There is some wisdom in not trying to use the x86 ISA for literally everything.
Linus’ video was really quite good. He did a lot of homework there and got to talk to a lot of cool people, sounds like. I’m not going to say it’s fundamentally wrong to try to make x86 into a graphics device, but well there are some things that are really tough to solve in software and have the benefits of the hardware.
Think about hardware x264 vs software x264.
Thus far I would say that graphics cards have been designed such that they can provide features for implementing, say, h265 without directly (inflexibly) implementing raw h265 in hardware. The cuda “cores” are vectorized, sure, if you want to describe it that way and built with “common” game operations in mind.
Even if the compute uint could be more like x86 cores… you’re going to add a lot of latency to the stack which offsets “gaming” performance. Whether that offset is fatal is another matter I would concede, but I would say probably that’s why we’ve seen intel waffle on this thing like crazy.
We are now getting close to hardware ray tracing, which I think perhaps swings the pendulum farther away from “massively parallel vectorized x86” (or anything really that approaches non-risc/VLIW type architectures).
Jim Keller might come up with something really neat though that is x86 compatible, but is in no way related. Long pipelines don’t work for games the way they can work for AI and computation tasks…

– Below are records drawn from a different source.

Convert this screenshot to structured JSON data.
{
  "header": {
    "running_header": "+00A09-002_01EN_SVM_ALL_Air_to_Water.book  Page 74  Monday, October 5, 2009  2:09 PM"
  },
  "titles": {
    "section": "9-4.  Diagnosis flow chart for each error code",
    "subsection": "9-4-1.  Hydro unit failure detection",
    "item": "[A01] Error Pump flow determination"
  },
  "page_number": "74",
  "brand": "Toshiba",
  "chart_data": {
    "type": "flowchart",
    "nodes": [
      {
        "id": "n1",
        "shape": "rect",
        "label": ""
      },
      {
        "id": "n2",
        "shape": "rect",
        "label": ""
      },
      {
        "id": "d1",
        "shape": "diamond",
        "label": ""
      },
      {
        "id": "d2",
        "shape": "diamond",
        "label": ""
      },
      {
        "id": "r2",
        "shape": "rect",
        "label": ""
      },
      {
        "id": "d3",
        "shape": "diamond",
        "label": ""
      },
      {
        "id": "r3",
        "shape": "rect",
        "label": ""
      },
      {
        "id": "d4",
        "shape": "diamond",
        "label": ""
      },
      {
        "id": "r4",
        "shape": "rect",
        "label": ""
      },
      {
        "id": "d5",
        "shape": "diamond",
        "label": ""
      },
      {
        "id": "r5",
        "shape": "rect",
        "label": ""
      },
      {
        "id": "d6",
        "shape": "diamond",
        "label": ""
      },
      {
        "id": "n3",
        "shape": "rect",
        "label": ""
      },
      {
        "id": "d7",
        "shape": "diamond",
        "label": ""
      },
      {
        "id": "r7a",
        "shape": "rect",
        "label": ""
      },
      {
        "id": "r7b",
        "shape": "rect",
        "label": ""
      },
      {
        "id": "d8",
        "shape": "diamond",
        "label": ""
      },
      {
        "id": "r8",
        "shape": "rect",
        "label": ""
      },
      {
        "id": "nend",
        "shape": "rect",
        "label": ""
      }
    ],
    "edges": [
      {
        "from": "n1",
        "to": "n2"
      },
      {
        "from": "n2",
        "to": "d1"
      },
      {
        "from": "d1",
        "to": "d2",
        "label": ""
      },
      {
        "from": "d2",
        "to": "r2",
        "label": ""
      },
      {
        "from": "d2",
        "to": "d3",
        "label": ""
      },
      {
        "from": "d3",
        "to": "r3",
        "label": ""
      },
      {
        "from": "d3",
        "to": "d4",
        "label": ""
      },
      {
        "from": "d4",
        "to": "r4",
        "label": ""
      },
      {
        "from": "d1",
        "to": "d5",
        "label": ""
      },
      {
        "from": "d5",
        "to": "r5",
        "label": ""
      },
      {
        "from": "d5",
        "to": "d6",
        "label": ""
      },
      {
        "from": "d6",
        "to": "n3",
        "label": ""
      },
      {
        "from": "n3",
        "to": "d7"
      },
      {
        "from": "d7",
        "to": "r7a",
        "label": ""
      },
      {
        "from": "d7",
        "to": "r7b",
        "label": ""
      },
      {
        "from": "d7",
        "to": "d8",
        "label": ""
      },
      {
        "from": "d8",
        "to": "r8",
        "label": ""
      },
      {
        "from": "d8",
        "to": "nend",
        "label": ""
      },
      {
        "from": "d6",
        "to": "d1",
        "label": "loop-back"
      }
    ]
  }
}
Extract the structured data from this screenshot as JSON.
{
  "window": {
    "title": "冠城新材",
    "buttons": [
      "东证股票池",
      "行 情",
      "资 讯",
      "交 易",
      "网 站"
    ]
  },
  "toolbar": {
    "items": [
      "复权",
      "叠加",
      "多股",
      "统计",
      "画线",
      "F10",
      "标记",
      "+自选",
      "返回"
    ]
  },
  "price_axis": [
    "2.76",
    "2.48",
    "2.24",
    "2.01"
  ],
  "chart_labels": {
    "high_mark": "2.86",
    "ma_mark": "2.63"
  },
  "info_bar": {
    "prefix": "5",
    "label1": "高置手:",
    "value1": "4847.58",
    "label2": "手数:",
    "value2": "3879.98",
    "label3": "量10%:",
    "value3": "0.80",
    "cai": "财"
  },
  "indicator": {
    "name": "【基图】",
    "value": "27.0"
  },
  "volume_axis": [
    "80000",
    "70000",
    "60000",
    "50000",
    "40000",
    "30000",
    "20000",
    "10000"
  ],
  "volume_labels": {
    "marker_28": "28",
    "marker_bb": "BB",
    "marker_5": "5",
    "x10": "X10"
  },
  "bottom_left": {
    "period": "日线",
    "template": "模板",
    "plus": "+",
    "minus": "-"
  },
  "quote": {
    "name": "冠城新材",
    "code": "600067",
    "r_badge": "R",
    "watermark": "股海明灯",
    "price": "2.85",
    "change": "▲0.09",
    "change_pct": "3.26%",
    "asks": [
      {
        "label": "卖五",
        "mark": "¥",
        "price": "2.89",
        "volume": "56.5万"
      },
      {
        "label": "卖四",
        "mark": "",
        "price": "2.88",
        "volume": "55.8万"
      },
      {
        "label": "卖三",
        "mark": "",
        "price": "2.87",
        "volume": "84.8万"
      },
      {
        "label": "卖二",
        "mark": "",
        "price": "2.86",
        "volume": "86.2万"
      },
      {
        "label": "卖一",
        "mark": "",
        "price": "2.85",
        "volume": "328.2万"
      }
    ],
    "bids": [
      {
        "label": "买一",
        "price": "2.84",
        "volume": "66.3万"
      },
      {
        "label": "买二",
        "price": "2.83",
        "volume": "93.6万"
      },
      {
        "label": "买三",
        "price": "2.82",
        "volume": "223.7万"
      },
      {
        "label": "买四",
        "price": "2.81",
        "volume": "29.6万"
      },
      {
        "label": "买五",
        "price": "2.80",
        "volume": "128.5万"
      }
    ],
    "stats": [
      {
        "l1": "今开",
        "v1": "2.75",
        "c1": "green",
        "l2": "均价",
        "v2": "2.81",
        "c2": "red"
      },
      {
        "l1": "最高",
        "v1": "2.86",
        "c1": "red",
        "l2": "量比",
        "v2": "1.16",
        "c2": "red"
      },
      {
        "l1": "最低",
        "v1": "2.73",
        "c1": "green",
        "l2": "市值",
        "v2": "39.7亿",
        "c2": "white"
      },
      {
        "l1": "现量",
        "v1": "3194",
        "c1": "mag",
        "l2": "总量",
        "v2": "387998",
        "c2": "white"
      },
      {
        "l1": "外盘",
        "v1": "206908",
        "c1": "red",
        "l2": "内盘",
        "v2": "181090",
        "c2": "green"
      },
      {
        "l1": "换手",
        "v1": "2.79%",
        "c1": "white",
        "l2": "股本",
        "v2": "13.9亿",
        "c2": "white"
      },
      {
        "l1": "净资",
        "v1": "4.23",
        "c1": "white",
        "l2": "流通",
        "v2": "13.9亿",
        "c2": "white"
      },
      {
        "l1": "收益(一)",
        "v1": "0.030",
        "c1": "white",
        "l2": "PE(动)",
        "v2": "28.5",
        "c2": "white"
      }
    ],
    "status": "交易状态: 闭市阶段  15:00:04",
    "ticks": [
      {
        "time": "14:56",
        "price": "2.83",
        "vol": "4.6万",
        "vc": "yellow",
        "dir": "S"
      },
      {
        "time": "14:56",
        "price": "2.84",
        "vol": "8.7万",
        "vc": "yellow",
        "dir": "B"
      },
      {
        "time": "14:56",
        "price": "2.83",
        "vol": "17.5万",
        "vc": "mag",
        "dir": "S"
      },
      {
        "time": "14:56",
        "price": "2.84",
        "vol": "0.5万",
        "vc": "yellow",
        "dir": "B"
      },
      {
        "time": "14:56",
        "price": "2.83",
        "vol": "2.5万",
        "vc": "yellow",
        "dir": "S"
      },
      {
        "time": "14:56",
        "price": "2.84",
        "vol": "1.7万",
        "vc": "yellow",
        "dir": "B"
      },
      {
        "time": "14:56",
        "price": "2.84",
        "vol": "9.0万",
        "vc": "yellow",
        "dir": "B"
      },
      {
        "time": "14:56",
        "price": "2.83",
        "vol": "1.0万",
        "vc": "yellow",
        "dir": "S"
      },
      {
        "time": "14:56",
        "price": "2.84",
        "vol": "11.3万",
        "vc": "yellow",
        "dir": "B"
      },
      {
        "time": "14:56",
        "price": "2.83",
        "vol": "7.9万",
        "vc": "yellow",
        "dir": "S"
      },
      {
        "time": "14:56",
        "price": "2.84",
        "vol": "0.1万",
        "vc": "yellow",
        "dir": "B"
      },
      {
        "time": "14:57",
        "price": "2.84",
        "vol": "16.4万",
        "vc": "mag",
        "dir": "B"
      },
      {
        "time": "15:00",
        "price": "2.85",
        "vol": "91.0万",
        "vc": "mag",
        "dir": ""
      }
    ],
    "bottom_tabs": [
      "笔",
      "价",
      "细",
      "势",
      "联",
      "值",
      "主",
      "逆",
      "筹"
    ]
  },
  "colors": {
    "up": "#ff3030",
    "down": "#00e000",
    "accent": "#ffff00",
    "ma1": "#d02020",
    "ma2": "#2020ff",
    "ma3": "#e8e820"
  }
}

No, I suspect “massively parallel vectorized x86” of the future is actually sticking the basic operational computation circuity actually in the ram itself. then the compute device that’s paired with can work nicely with the workload at hand. Who knows maybe we’ll see fpgas on gpus of the futre lol…